    Löw, M.: Raumsoziologie. Suhrkamp, Frankfurt am Main, Germany (2001)Google Scholar
  14. 14.
    Martinson, E., Brock, D.: Improving human-robot interaction through adaptation to the auditory scene. In: Proceedings of HRI 2007, pp. 113–120 (2007)Google Scholar
  15. 15.
    Mutlu, B., Forlizzi, J.: Robots in organizations: Workflow, social, and environmental factors in human-robot interaction. In: Proceedings of HRI 2008, pp. 287–294 (2008)Google Scholar
  16. 16.
    Ostermann, F., Timpf, S.: Modelling space appropriation in public parks. In: Proceedings of the 10th AGILE International Conference on Geographic Information Science (2007)Google Scholar
  17. 17.
    Pommerening, F., Wölfl, S., Westphal, M.: Right-of-way rules as use case for integrating GOLOG and qualitative reasoning. In: Mertsching, B., Hund, M., Aziz, Z. (eds.) KI 2009. LNCS, vol. 5803, pp. 468–475. Springer, Heidelberg (2009)CrossRefGoogle Scholar
  18. 18.
    Randell, D.A., Cui, Z., Cohn, A.G.: A spatial logic based on regions and connections. In: Proceedings of KR 1992, pp. 165–176 (1992)Google Scholar
  19. 19.
    Raubal, M., Moratz, R.: A functional model for affordance-based agents. In: Rome, E., Hertzberg, J., Dorffner, G. (eds.) Towards Affordance-Based Robot Control, pp. 91–105. Springer, Heidelberg (2008)CrossRefGoogle Scholar
  20. 20.
    Reiter, R.: Knowledge in Action: Logical Foundations for Specifying and Implementing Dynamical Systems. MIT Press, Cambridge (2001)zbMATHGoogle Scholar
  21. 21.
    Sisbot, E.A., Marin-Urias, L.F., Alami, R., Simeon, T.: A human aware mobile robot motion planner. IEEE Transactions on Robotics 23(5), 874–883 (2007)CrossRefGoogle Scholar
  22. 22.
    Walters, M.L., Dautenhahn, K., te Boekhorst, R., Koay, K.L., Syrda, D.S., Nehaniv, C.L.: An empirical framework for human-robot proxemics. In: AISB 2009: Proceedings of the Symposium on New Frontiers in Human-Robot Interaction. pp. 144–149 (2009)Google Scholar

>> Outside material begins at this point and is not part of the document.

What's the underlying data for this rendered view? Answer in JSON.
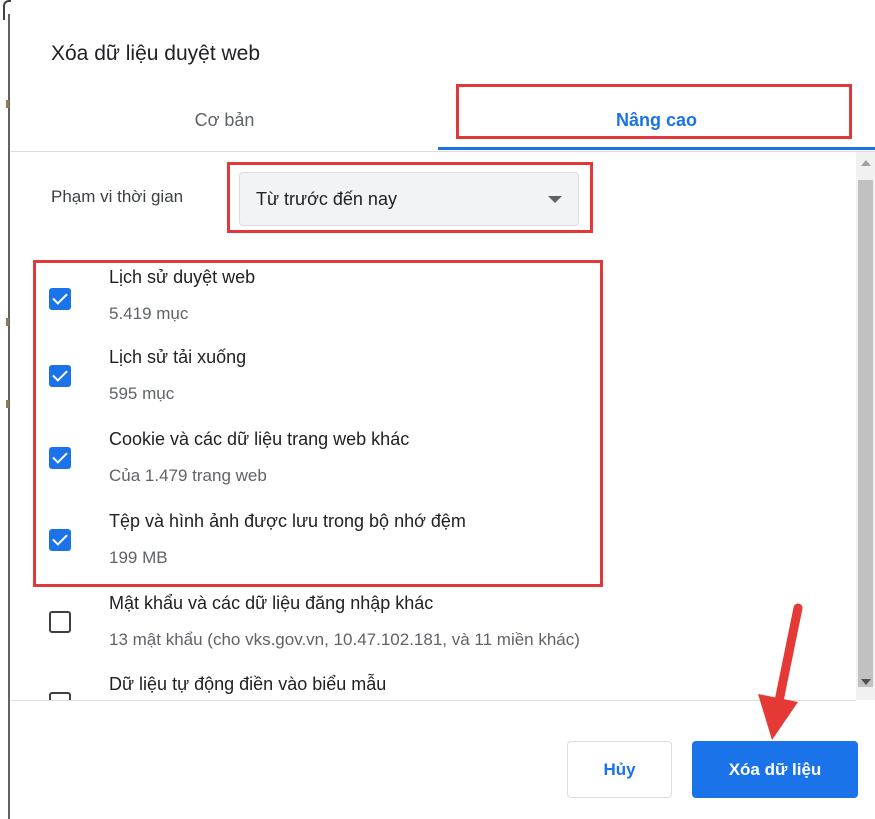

Copyright information

© Springer-Verlag Berlin Heidelberg 2011

Authors and Affiliations

  • Felix Lindner
    • 1
  • Carola Eschenbach
    • 1
  1. 1.Knowledge and Language Processing Department of InformaticsUniversity of HamburgHamburgGermany

Personalised recommendations